For the Japanese macaques at the Moscow Zoo, the weather is fine: Temperatures 10 degrees higher than usual are allowing them to spend most of their time outdoors.


But unseasonably warm February temperatures -- up to a high of 2 degrees Celsius on Thursday -- are not necessarily proving felicitous for humans.


The sudden thaw, courtesy of a favorable front from the Atlantic, is hard on clothing. Marina Lerner of California Cleaners said slushy streets have led to an increase in customers hard-pressed to maintain a neat appearance. "Some of them return a few days after cleaning," Lerner said. "And occasionally this stuff they spray the roads with literally eats up the color on coats and trousers."


Temperatures are expected to hover around zero until at least the end of the week.


The last time it was so warm was Feb. 13, 1990, when the mercury rose to a positively sweltering record high of 6.1 C. By comparison, the coldest temperature recorded for this time of year was minus 40.3 C on Feb. 19, 1900.

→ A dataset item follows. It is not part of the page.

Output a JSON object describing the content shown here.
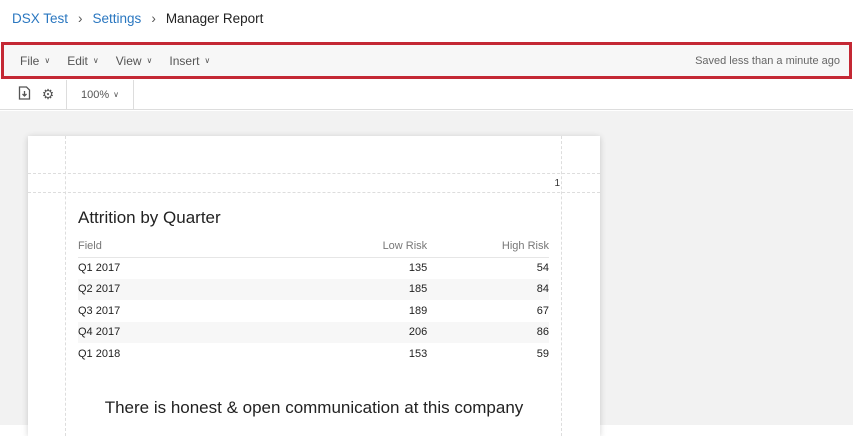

The warming trend could mean a savings of perhaps one-third of fuel output, said Anatoly Gertsen of the Fuel and Energy Department of the city government, which operates the city's centralized heating system. It takes a while to turn down the heat, however, as apartment residents have no doubt noticed. Gertsen said it takes 12 hours for the system to react.


But there is a flip side to fuel savings. Gertsen said temperature swings can damage pipes, causing metal fatigue and corrosion.


The warming trend is also troublesome for some of Moscow's biggest fans of cold weather: the polar bears at the zoo.


Yelena Mendosa of the zoo's press office said that although the ursine contingent occasionally enjoys sunbathing, the lack of snow which they use to clean themselves has turned their coats yellow.


Not to worry, says Anatoly Yakovlev, a spokesman for the Federal Hydro-Meteorological Services.


The current warming trend will be short-lived, he predicted, though declining to be specific on when wintry weather will return. Winter officially lasts for almost two more months, Yakovlev said, adding that in meteorological terms, spring usually arrives in Moscow around April 4. So don't put away those fur hats and coats just yet.